-- TASK TO CARRY OUT --
Print every record below exactly as it stands, but leave out the pictures.

-- EXERCISE INPUTS --

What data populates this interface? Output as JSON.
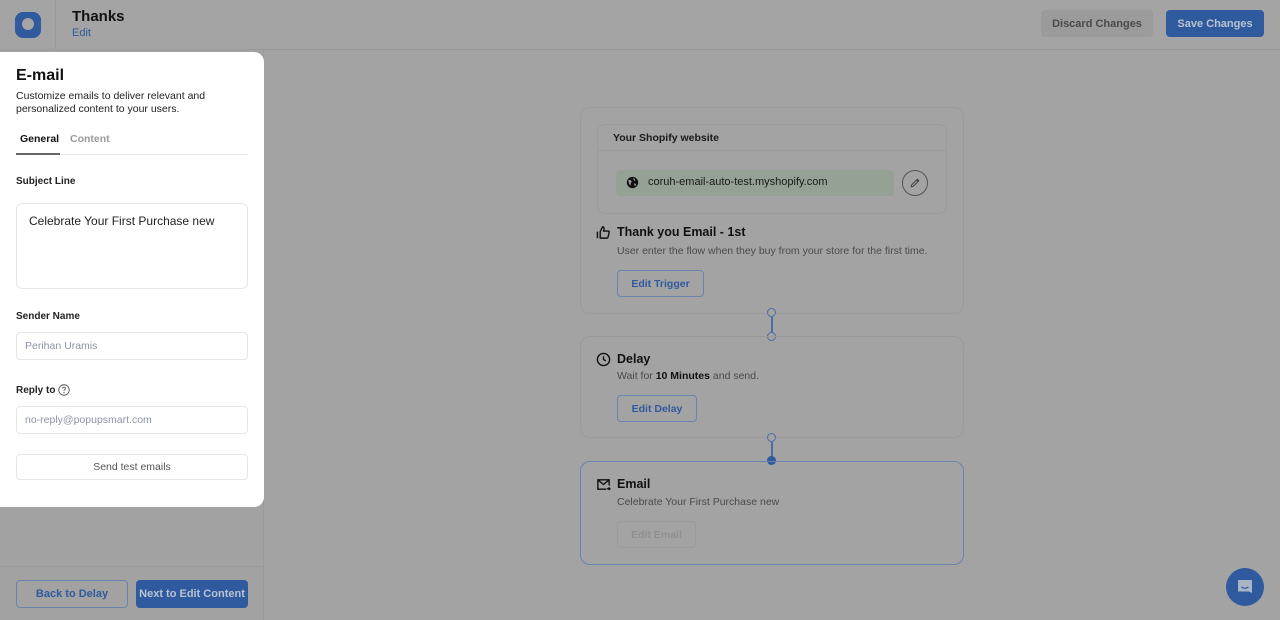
{
  "header": {
    "title": "Thanks",
    "edit_link": "Edit",
    "discard_label": "Discard Changes",
    "save_label": "Save Changes"
  },
  "panel": {
    "title": "E-mail",
    "description": "Customize emails to deliver relevant and personalized content to your users.",
    "tabs": [
      {
        "label": "General",
        "active": true
      },
      {
        "label": "Content",
        "active": false
      }
    ],
    "subject_label": "Subject Line",
    "subject_value": "Celebrate Your First Purchase new",
    "sender_label": "Sender Name",
    "sender_placeholder": "Perihan Uramis",
    "reply_label": "Reply to",
    "reply_placeholder": "no-reply@popupsmart.com",
    "test_button": "Send test emails"
  },
  "footer": {
    "back_label": "Back to Delay",
    "next_label": "Next to Edit Content"
  },
  "flow": {
    "website_title": "Your Shopify website",
    "website_url": "coruh-email-auto-test.myshopify.com",
    "trigger": {
      "title": "Thank you Email - 1st",
      "description": "User enter the flow when they buy from your store for the first time.",
      "button": "Edit Trigger"
    },
    "delay": {
      "title": "Delay",
      "desc_prefix": "Wait for ",
      "desc_value": "10 Minutes",
      "desc_suffix": " and send.",
      "button": "Edit Delay"
    },
    "email": {
      "title": "Email",
      "description": "Celebrate Your First Purchase new",
      "button": "Edit Email"
    }
  },
  "colors": {
    "accent": "#2f5a9e",
    "overlay": "#a3a3a3"
  }
}
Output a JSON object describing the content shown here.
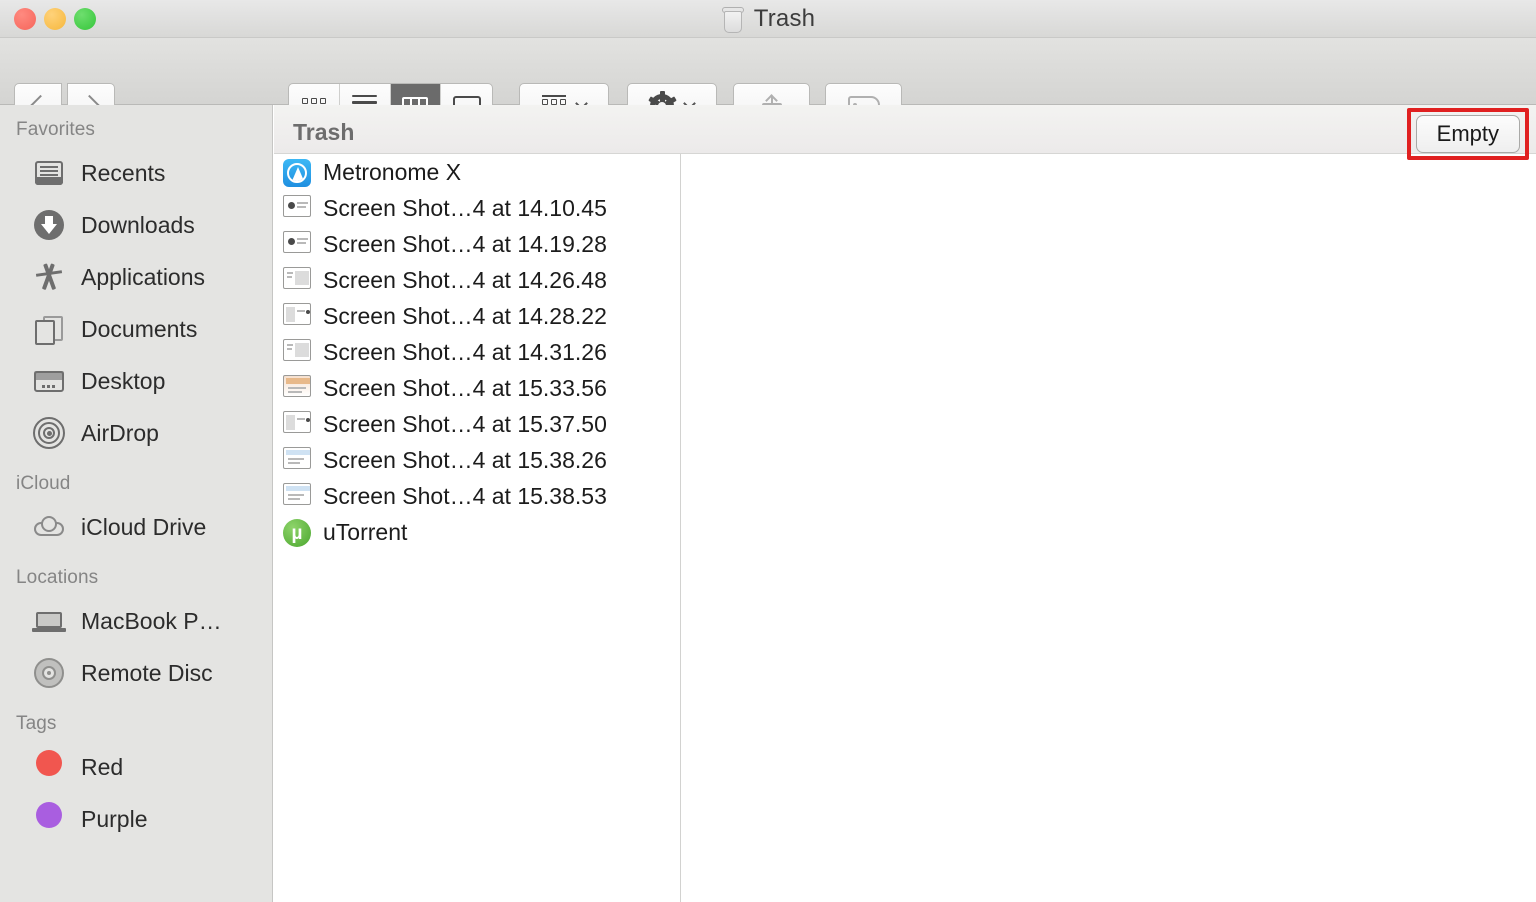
{
  "window": {
    "title": "Trash",
    "title_icon": "trash-icon",
    "traffic_lights": [
      {
        "name": "close",
        "color": "#f6655a"
      },
      {
        "name": "minimize",
        "color": "#f6b73c"
      },
      {
        "name": "maximize",
        "color": "#35c63a"
      }
    ]
  },
  "toolbar": {
    "back": "back-icon",
    "forward": "forward-icon",
    "view_modes": [
      {
        "name": "icon-view",
        "icon": "grid-icon",
        "selected": false
      },
      {
        "name": "list-view",
        "icon": "list-icon",
        "selected": false
      },
      {
        "name": "column-view",
        "icon": "columns-icon",
        "selected": true
      },
      {
        "name": "gallery-view",
        "icon": "gallery-icon",
        "selected": false
      }
    ],
    "arrange": {
      "icon": "arrange-icon",
      "has_dropdown": true
    },
    "action": {
      "icon": "gear-icon",
      "has_dropdown": true
    },
    "share": {
      "icon": "share-icon",
      "enabled": false
    },
    "tag": {
      "icon": "tag-icon",
      "enabled": false
    }
  },
  "sidebar": {
    "sections": [
      {
        "header": "Favorites",
        "items": [
          {
            "label": "Recents",
            "icon": "recents-icon"
          },
          {
            "label": "Downloads",
            "icon": "downloads-icon"
          },
          {
            "label": "Applications",
            "icon": "applications-icon"
          },
          {
            "label": "Documents",
            "icon": "documents-icon"
          },
          {
            "label": "Desktop",
            "icon": "desktop-icon"
          },
          {
            "label": "AirDrop",
            "icon": "airdrop-icon"
          }
        ]
      },
      {
        "header": "iCloud",
        "items": [
          {
            "label": "iCloud Drive",
            "icon": "icloud-drive-icon"
          }
        ]
      },
      {
        "header": "Locations",
        "items": [
          {
            "label": "MacBook P…",
            "icon": "macbook-icon"
          },
          {
            "label": "Remote Disc",
            "icon": "disc-icon"
          }
        ]
      },
      {
        "header": "Tags",
        "items": [
          {
            "label": "Red",
            "icon": "tag-dot-icon",
            "color": "#f1564f"
          },
          {
            "label": "Purple",
            "icon": "tag-dot-icon",
            "color": "#a95ee0"
          }
        ]
      }
    ]
  },
  "pathbar": {
    "title": "Trash",
    "empty_button": "Empty",
    "highlight_color": "#e02020"
  },
  "files": [
    {
      "name": "Metronome X",
      "icon": "metronome-app-icon"
    },
    {
      "name": "Screen Shot…4 at 14.10.45",
      "icon": "screenshot-thumbnail-icon"
    },
    {
      "name": "Screen Shot…4 at 14.19.28",
      "icon": "screenshot-thumbnail-icon"
    },
    {
      "name": "Screen Shot…4 at 14.26.48",
      "icon": "screenshot-thumbnail-icon"
    },
    {
      "name": "Screen Shot…4 at 14.28.22",
      "icon": "screenshot-thumbnail-icon"
    },
    {
      "name": "Screen Shot…4 at 14.31.26",
      "icon": "screenshot-thumbnail-icon"
    },
    {
      "name": "Screen Shot…4 at 15.33.56",
      "icon": "screenshot-thumbnail-icon"
    },
    {
      "name": "Screen Shot…4 at 15.37.50",
      "icon": "screenshot-thumbnail-icon"
    },
    {
      "name": "Screen Shot…4 at 15.38.26",
      "icon": "screenshot-thumbnail-icon"
    },
    {
      "name": "Screen Shot…4 at 15.38.53",
      "icon": "screenshot-thumbnail-icon"
    },
    {
      "name": "uTorrent",
      "icon": "utorrent-app-icon",
      "glyph": "µ"
    }
  ]
}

-- PROBLEM SOLUTION --
What data populates this interface? Output as JSON.
{
  "header": {
    "title": "Thanks",
    "edit_link": "Edit",
    "discard_label": "Discard Changes",
    "save_label": "Save Changes"
  },
  "panel": {
    "title": "E-mail",
    "description": "Customize emails to deliver relevant and personalized content to your users.",
    "tabs": [
      {
        "label": "General",
        "active": true
      },
      {
        "label": "Content",
        "active": false
      }
    ],
    "subject_label": "Subject Line",
    "subject_value": "Celebrate Your First Purchase new",
    "sender_label": "Sender Name",
    "sender_placeholder": "Perihan Uramis",
    "reply_label": "Reply to",
    "reply_placeholder": "no-reply@popupsmart.com",
    "test_button": "Send test emails"
  },
  "footer": {
    "back_label": "Back to Delay",
    "next_label": "Next to Edit Content"
  },
  "flow": {
    "website_title": "Your Shopify website",
    "website_url": "coruh-email-auto-test.myshopify.com",
    "trigger": {
      "title": "Thank you Email - 1st",
      "description": "User enter the flow when they buy from your store for the first time.",
      "button": "Edit Trigger"
    },
    "delay": {
      "title": "Delay",
      "desc_prefix": "Wait for ",
      "desc_value": "10 Minutes",
      "desc_suffix": " and send.",
      "button": "Edit Delay"
    },
    "email": {
      "title": "Email",
      "description": "Celebrate Your First Purchase new",
      "button": "Edit Email"
    }
  },
  "colors": {
    "accent": "#2f5a9e",
    "overlay": "#a3a3a3"
  }
}
Output a JSON object describing the content shown here.
{
  "window": {
    "title": "Trash",
    "title_icon": "trash-icon",
    "traffic_lights": [
      {
        "name": "close",
        "color": "#f6655a"
      },
      {
        "name": "minimize",
        "color": "#f6b73c"
      },
      {
        "name": "maximize",
        "color": "#35c63a"
      }
    ]
  },
  "toolbar": {
    "back": "back-icon",
    "forward": "forward-icon",
    "view_modes": [
      {
        "name": "icon-view",
        "icon": "grid-icon",
        "selected": false
      },
      {
        "name": "list-view",
        "icon": "list-icon",
        "selected": false
      },
      {
        "name": "column-view",
        "icon": "columns-icon",
        "selected": true
      },
      {
        "name": "gallery-view",
        "icon": "gallery-icon",
        "selected": false
      }
    ],
    "arrange": {
      "icon": "arrange-icon",
      "has_dropdown": true
    },
    "action": {
      "icon": "gear-icon",
      "has_dropdown": true
    },
    "share": {
      "icon": "share-icon",
      "enabled": false
    },
    "tag": {
      "icon": "tag-icon",
      "enabled": false
    }
  },
  "sidebar": {
    "sections": [
      {
        "header": "Favorites",
        "items": [
          {
            "label": "Recents",
            "icon": "recents-icon"
          },
          {
            "label": "Downloads",
            "icon": "downloads-icon"
          },
          {
            "label": "Applications",
            "icon": "applications-icon"
          },
          {
            "label": "Documents",
            "icon": "documents-icon"
          },
          {
            "label": "Desktop",
            "icon": "desktop-icon"
          },
          {
            "label": "AirDrop",
            "icon": "airdrop-icon"
          }
        ]
      },
      {
        "header": "iCloud",
        "items": [
          {
            "label": "iCloud Drive",
            "icon": "icloud-drive-icon"
          }
        ]
      },
      {
        "header": "Locations",
        "items": [
          {
            "label": "MacBook P…",
            "icon": "macbook-icon"
          },
          {
            "label": "Remote Disc",
            "icon": "disc-icon"
          }
        ]
      },
      {
        "header": "Tags",
        "items": [
          {
            "label": "Red",
            "icon": "tag-dot-icon",
            "color": "#f1564f"
          },
          {
            "label": "Purple",
            "icon": "tag-dot-icon",
            "color": "#a95ee0"
          }
        ]
      }
    ]
  },
  "pathbar": {
    "title": "Trash",
    "empty_button": "Empty",
    "highlight_color": "#e02020"
  },
  "files": [
    {
      "name": "Metronome X",
      "icon": "metronome-app-icon"
    },
    {
      "name": "Screen Shot…4 at 14.10.45",
      "icon": "screenshot-thumbnail-icon"
    },
    {
      "name": "Screen Shot…4 at 14.19.28",
      "icon": "screenshot-thumbnail-icon"
    },
    {
      "name": "Screen Shot…4 at 14.26.48",
      "icon": "screenshot-thumbnail-icon"
    },
    {
      "name": "Screen Shot…4 at 14.28.22",
      "icon": "screenshot-thumbnail-icon"
    },
    {
      "name": "Screen Shot…4 at 14.31.26",
      "icon": "screenshot-thumbnail-icon"
    },
    {
      "name": "Screen Shot…4 at 15.33.56",
      "icon": "screenshot-thumbnail-icon"
    },
    {
      "name": "Screen Shot…4 at 15.37.50",
      "icon": "screenshot-thumbnail-icon"
    },
    {
      "name": "Screen Shot…4 at 15.38.26",
      "icon": "screenshot-thumbnail-icon"
    },
    {
      "name": "Screen Shot…4 at 15.38.53",
      "icon": "screenshot-thumbnail-icon"
    },
    {
      "name": "uTorrent",
      "icon": "utorrent-app-icon",
      "glyph": "µ"
    }
  ]
}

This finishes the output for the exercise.